▸ **EXERCISE INSTRUCTIONS**
From the entries, filter out every line that lacks "MyHairSense" and copy the rest.

▸ **GIVEN INFORMATION**
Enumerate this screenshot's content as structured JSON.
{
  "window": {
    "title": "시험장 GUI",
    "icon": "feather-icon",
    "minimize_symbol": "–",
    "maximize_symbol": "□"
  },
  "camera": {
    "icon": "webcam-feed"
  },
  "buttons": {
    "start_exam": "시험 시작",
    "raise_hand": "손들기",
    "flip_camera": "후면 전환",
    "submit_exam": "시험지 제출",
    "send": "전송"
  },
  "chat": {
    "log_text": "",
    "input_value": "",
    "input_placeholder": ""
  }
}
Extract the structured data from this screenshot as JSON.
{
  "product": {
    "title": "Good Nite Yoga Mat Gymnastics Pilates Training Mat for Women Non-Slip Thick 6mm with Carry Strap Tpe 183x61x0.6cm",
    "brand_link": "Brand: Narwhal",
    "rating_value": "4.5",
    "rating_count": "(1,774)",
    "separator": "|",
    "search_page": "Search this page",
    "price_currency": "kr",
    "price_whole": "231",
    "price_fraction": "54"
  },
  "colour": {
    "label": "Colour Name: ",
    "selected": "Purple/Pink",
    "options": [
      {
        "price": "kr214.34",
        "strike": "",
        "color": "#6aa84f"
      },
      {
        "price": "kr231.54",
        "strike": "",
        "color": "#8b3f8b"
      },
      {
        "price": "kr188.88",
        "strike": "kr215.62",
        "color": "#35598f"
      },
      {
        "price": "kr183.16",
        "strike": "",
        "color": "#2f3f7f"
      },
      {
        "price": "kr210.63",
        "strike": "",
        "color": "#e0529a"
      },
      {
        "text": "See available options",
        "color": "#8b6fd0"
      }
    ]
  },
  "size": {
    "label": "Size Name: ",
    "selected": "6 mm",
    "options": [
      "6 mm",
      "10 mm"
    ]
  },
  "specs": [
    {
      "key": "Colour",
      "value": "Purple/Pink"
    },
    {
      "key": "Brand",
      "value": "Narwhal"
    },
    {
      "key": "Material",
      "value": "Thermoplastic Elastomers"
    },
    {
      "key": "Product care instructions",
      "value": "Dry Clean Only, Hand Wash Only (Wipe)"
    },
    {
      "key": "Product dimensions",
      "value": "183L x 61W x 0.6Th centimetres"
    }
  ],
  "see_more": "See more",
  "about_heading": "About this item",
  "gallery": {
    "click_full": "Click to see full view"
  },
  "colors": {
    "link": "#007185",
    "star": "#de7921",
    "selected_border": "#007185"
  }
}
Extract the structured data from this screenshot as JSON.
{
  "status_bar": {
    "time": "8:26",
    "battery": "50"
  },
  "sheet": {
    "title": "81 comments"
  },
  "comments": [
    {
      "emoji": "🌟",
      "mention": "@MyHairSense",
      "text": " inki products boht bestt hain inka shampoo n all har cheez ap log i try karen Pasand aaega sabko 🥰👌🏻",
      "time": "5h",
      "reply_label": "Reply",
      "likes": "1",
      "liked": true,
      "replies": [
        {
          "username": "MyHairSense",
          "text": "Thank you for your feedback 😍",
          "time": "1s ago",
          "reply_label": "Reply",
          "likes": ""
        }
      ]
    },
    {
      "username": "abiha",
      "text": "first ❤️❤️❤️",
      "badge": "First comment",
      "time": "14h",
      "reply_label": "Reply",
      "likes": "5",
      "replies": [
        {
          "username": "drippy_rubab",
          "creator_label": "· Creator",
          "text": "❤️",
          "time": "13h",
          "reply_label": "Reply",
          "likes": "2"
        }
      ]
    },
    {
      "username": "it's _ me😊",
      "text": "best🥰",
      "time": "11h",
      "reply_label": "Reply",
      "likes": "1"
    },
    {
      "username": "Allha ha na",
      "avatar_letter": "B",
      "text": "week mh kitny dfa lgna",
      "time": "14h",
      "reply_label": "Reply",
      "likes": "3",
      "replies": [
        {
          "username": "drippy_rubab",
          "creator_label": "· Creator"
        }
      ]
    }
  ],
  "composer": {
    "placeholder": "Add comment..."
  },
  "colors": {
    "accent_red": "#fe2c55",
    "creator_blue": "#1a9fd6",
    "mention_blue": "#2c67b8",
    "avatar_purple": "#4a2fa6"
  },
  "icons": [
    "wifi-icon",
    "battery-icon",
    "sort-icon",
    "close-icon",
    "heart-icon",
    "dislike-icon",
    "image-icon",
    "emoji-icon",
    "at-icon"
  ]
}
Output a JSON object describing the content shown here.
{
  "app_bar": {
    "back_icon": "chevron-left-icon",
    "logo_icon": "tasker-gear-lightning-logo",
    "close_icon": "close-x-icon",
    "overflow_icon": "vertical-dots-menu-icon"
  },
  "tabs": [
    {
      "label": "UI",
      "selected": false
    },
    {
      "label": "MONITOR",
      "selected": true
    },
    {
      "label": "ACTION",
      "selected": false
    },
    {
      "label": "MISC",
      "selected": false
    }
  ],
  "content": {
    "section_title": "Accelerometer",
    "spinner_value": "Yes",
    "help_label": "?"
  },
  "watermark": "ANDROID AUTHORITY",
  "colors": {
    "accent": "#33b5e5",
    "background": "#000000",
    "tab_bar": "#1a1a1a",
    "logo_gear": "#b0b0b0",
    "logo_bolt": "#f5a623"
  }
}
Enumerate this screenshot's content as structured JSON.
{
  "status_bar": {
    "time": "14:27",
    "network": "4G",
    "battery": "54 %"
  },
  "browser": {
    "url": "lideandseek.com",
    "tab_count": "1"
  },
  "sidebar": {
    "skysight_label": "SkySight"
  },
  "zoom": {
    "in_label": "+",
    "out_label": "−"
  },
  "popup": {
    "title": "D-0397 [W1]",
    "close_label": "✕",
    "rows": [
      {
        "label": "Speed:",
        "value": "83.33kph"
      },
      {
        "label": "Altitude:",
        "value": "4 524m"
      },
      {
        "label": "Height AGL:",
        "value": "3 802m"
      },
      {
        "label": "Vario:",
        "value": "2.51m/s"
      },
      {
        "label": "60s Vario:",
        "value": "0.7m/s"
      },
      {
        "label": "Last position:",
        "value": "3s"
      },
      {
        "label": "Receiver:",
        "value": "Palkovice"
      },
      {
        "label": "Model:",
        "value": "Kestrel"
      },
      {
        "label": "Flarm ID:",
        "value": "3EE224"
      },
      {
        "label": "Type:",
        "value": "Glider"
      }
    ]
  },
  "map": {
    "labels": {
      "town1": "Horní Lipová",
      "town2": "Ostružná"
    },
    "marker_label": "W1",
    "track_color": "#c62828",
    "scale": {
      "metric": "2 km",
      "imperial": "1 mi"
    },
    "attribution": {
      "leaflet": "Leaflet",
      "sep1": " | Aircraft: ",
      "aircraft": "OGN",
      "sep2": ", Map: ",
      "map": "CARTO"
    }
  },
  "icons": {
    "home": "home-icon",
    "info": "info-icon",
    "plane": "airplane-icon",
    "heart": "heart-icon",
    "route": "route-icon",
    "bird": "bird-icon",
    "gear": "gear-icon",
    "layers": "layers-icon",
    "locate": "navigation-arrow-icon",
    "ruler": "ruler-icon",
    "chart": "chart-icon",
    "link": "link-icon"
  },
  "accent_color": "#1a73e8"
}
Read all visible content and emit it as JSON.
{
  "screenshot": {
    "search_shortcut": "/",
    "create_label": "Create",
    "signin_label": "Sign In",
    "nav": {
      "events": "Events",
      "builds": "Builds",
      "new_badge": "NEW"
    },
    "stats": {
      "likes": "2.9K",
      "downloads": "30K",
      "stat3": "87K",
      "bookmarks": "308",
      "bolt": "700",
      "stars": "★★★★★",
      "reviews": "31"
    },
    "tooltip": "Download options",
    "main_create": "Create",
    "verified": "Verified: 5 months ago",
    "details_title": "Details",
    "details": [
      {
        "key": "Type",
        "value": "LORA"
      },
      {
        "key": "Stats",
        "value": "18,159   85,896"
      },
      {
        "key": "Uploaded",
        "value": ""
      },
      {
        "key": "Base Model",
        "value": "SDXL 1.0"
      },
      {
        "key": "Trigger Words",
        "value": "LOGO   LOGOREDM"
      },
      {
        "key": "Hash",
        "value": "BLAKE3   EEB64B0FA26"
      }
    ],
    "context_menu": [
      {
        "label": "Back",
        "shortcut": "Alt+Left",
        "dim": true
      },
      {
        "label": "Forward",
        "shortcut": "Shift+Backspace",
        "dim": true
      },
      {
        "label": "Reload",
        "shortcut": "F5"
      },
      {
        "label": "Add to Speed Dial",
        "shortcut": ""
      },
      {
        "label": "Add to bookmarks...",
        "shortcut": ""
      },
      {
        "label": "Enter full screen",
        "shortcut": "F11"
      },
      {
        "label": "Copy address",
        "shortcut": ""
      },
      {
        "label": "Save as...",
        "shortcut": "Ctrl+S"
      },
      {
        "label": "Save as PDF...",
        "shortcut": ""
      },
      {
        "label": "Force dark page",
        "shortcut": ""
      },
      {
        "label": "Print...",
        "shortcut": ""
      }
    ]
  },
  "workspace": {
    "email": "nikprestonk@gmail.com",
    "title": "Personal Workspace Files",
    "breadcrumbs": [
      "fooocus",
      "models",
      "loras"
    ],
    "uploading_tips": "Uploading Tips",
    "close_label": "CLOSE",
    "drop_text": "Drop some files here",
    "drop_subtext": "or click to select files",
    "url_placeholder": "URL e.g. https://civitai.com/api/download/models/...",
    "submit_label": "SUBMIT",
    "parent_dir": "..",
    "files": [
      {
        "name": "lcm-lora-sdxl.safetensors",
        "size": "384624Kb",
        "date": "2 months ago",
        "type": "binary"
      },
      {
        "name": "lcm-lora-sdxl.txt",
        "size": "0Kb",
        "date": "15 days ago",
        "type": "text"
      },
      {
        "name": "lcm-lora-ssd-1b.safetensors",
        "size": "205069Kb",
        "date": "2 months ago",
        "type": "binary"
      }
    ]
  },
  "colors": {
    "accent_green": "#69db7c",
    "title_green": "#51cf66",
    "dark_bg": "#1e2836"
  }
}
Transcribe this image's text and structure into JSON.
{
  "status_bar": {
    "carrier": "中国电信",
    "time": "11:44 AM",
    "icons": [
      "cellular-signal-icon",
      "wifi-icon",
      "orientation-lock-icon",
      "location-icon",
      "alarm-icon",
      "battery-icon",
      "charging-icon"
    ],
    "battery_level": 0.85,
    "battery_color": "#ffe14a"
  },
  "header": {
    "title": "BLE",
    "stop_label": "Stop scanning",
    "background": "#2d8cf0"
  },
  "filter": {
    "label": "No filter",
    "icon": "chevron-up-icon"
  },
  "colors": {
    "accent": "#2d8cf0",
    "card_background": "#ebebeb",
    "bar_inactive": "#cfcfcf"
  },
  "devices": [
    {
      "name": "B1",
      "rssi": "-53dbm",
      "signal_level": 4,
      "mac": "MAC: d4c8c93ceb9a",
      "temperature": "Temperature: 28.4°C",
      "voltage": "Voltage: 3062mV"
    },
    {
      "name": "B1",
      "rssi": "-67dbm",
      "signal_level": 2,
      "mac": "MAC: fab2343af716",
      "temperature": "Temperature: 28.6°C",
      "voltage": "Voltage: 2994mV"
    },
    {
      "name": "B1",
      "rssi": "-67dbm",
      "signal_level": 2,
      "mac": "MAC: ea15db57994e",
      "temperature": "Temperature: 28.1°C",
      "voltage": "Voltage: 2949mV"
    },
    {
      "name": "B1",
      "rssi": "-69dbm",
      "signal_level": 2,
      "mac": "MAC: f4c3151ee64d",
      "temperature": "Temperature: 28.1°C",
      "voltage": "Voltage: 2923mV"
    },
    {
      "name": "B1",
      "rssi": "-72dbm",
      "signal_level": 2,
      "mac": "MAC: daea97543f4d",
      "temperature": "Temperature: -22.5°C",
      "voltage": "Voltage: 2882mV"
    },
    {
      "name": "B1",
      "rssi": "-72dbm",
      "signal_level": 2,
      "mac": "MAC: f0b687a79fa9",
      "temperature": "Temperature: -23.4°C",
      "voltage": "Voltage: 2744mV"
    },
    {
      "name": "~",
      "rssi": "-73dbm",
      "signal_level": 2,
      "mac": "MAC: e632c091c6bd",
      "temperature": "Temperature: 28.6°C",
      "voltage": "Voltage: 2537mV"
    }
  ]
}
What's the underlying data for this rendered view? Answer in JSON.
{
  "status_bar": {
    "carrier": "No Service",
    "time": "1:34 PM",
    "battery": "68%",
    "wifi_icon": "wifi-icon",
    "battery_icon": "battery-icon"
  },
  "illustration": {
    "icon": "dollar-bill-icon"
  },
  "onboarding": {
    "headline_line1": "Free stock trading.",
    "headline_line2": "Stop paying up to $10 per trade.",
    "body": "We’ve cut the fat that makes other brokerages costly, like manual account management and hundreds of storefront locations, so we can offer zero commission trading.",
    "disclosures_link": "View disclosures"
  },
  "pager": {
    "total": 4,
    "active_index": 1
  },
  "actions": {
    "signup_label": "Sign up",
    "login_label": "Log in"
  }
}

▸ **RESPONSE AREA**
      "mention": "@MyHairSense",
          "username": "MyHairSense",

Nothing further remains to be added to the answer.